EXERCISE OBJECTIVE:
In full and without edits, write out the data that follows.

RECORD EXCERPTS:
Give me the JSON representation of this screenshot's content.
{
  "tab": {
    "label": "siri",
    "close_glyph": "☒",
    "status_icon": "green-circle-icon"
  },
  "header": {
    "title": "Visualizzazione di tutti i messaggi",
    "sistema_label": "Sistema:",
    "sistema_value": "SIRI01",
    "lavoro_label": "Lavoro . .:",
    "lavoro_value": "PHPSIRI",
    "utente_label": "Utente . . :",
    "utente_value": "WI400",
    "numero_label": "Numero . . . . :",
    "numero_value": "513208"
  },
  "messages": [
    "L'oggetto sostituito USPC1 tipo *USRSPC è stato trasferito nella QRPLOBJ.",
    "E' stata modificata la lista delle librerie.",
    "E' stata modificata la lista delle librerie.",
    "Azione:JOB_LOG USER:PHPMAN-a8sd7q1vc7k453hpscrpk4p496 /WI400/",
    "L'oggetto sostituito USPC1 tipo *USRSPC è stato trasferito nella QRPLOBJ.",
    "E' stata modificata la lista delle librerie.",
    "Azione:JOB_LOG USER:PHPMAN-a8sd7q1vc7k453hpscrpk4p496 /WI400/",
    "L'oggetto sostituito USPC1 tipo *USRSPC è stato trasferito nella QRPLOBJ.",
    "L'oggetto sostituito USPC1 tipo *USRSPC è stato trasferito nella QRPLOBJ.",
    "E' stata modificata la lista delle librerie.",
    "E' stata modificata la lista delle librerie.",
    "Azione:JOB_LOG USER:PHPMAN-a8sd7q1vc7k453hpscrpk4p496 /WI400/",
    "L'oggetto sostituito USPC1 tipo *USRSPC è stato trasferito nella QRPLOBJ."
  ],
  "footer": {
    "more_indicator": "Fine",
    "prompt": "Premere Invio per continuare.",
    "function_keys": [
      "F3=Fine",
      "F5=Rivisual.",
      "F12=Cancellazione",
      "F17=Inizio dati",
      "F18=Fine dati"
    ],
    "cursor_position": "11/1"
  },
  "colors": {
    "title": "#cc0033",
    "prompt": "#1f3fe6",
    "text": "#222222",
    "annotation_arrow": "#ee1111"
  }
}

RESPONSE FOR THIS EXERCISE:
Give me the JSON representation of this screenshot's content.
{
  "tab": {
    "label": "siri",
    "close_glyph": "☒",
    "status_icon": "green-circle-icon"
  },
  "header": {
    "title": "Visualizzazione di tutti i messaggi",
    "sistema_label": "Sistema:",
    "sistema_value": "SIRI01",
    "lavoro_label": "Lavoro . .:",
    "lavoro_value": "PHPSIRI",
    "utente_label": "Utente . . :",
    "utente_value": "WI400",
    "numero_label": "Numero . . . . :",
    "numero_value": "513208"
  },
  "messages": [
    "L'oggetto sostituito USPC1 tipo *USRSPC è stato trasferito nella QRPLOBJ.",
    "E' stata modificata la lista delle librerie.",
    "E' stata modificata la lista delle librerie.",
    "Azione:JOB_LOG USER:PHPMAN-a8sd7q1vc7k453hpscrpk4p496 /WI400/",
    "L'oggetto sostituito USPC1 tipo *USRSPC è stato trasferito nella QRPLOBJ.",
    "E' stata modificata la lista delle librerie.",
    "Azione:JOB_LOG USER:PHPMAN-a8sd7q1vc7k453hpscrpk4p496 /WI400/",
    "L'oggetto sostituito USPC1 tipo *USRSPC è stato trasferito nella QRPLOBJ.",
    "L'oggetto sostituito USPC1 tipo *USRSPC è stato trasferito nella QRPLOBJ.",
    "E' stata modificata la lista delle librerie.",
    "E' stata modificata la lista delle librerie.",
    "Azione:JOB_LOG USER:PHPMAN-a8sd7q1vc7k453hpscrpk4p496 /WI400/",
    "L'oggetto sostituito USPC1 tipo *USRSPC è stato trasferito nella QRPLOBJ."
  ],
  "footer": {
    "more_indicator": "Fine",
    "prompt": "Premere Invio per continuare.",
    "function_keys": [
      "F3=Fine",
      "F5=Rivisual.",
      "F12=Cancellazione",
      "F17=Inizio dati",
      "F18=Fine dati"
    ],
    "cursor_position": "11/1"
  },
  "colors": {
    "title": "#cc0033",
    "prompt": "#1f3fe6",
    "text": "#222222",
    "annotation_arrow": "#ee1111"
  }
}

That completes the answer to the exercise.